View all newsletters
Receive our newsletter - data, insights and analysis delivered to you
  1. Technology
  2. Networks
March 3, 2010

Smartphone users disappointed with devices

'Honeymoon over' says Fanfare

By Steve Evans

New research from testing services company Fanfare has revealed that most smartphone users are unhappy with handset and application performance.

Despite huge sales of Apple’s iPhone, BlackBerrys, HTC devices and many others, as well a billions of app downloads, users are disappointed with the services they are recieving.

Over half of those quizzed (57%) claimed to be disappointed with the performance of their smartphone, with the main criticisms concerning streaming media, web browsers and social networking applications, suggesting that users are struggling with the slow Internet speeds offered by mobile broadband providers.

This corresponds with a survey by Broadband Genie that found most mobile broadband speeds are falling way below advertised top speeds. The survey found that the average user experience was just 0.87Mbps – only 24% of the top-end speed offered by mobile firms.

When experiencing problems with their smartphones, users do not know where to turn. Over half (55%) cannot tell whether individual problems stem from the handset or the mobile network. As a result, 53% instinctively blame the smartphone manufacturer whenever an issue arises, the survey said.

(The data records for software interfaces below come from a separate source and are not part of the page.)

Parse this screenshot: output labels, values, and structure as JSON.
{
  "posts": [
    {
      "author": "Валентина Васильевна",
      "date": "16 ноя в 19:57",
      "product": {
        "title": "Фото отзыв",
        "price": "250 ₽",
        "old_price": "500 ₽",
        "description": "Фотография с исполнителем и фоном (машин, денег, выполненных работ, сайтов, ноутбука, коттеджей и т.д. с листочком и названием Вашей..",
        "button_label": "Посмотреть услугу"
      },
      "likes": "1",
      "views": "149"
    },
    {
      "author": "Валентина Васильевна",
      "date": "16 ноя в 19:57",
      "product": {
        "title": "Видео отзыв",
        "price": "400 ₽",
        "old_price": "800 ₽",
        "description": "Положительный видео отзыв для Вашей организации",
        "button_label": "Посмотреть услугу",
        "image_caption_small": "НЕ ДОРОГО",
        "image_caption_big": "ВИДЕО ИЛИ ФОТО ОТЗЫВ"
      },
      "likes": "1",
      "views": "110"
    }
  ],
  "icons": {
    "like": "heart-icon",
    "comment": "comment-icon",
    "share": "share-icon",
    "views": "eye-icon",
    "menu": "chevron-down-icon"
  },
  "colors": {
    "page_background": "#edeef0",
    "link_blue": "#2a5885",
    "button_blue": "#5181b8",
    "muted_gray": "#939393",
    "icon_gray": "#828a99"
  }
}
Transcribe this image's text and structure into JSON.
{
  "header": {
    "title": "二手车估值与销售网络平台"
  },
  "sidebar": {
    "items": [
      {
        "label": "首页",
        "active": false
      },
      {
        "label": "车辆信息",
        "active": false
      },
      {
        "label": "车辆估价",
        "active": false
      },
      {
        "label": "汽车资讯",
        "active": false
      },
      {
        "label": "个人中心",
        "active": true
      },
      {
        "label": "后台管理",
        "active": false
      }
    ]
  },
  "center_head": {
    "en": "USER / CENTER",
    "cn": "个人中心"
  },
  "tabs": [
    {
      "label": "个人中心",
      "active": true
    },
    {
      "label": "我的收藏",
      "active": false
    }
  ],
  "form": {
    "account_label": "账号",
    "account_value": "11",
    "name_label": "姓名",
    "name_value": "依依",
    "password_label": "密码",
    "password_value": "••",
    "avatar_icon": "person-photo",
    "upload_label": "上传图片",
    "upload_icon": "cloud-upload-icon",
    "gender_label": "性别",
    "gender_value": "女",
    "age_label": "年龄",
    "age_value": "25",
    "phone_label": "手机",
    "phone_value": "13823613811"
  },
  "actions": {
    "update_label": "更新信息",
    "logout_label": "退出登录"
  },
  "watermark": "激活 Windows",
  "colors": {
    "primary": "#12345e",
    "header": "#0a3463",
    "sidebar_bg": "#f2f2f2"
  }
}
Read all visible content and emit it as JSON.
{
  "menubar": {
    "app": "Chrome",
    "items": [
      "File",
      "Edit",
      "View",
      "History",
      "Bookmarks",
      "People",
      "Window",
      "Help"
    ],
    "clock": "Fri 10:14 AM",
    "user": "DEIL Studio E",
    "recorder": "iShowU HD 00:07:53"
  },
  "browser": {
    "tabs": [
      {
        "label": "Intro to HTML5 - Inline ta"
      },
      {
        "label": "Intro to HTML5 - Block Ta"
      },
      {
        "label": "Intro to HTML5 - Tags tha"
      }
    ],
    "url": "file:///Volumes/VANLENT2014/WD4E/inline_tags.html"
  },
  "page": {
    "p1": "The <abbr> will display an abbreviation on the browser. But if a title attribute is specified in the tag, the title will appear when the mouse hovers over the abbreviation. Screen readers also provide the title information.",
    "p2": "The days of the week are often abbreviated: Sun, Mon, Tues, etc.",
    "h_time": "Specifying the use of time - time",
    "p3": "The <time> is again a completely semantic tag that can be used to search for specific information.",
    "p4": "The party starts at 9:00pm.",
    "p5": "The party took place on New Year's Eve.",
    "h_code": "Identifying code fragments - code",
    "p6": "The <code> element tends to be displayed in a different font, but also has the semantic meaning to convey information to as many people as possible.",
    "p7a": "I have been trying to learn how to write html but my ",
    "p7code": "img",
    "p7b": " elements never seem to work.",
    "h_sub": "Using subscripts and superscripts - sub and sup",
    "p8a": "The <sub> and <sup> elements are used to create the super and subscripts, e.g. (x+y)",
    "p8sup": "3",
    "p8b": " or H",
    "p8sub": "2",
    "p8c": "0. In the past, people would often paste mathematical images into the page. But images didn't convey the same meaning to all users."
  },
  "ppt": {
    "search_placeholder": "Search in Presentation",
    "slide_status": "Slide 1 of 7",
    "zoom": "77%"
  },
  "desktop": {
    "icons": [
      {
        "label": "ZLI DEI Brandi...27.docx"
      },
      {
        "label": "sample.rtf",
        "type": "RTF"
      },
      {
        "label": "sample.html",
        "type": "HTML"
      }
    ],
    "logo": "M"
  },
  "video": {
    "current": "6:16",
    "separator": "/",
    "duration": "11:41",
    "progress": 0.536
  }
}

Fanfare also found that unhappy smartphone owners are likely to vent their frustrations on social networking sites (58%) or to friends and family (57%). The purchasing decisions of 76% are influenced by criticisms from friends and family, and 64% listen to criticisms received via social media, which has repercussions for sales figures.

Fanfare claims these results signal an end to the honeymoon period for smartphones and mobile applications, as consumers are no longer happy to place fashion over functionality.

Content from our partners
Why the tech sector must embrace faster, smarter talent recruitment
Sherif Tawfik: The Middle East and Africa are ready to lead on the climate
What to look for in a modern ERP system

“Now that the novelty is wearing off, users want their applications to be more reliable.  This research shows that the average smartphone user doesn’t know the cause of technical problems, but half will instinctively blame their handset manufacturer – most likely switching brand when the opportunity arises. The reality is that it is very hard to tell who is at fault for the glitches that smartphone users are experiencing, but by collaborating over testing, the phone makers, networks and application builders can give customers a better experience and reduce the chance of customer churn,” said David Gehringer, vice president of marketing at Fanfare.

 

Topics in this article :
Websites in our network
Select and enter your corporate email address Tech Monitor's research, insight and analysis examines the frontiers of digital transformation to help tech leaders navigate the future. Our Changelog newsletter delivers our best work to your inbox every week.
  • CIO
  • CTO
  • CISO
  • CSO
  • CFO
  • CDO
  • CEO
  • Architect Founder
  • MD
  • Director
  • Manager
  • Other
Visit our privacy policy for more information about our services, how New Statesman Media Group may use, process and share your personal data, including information on your rights in respect of your personal data and how you can unsubscribe from future marketing communications. Our services are intended for corporate subscribers and you warrant that the email address submitted is your corporate email address.
THANK YOU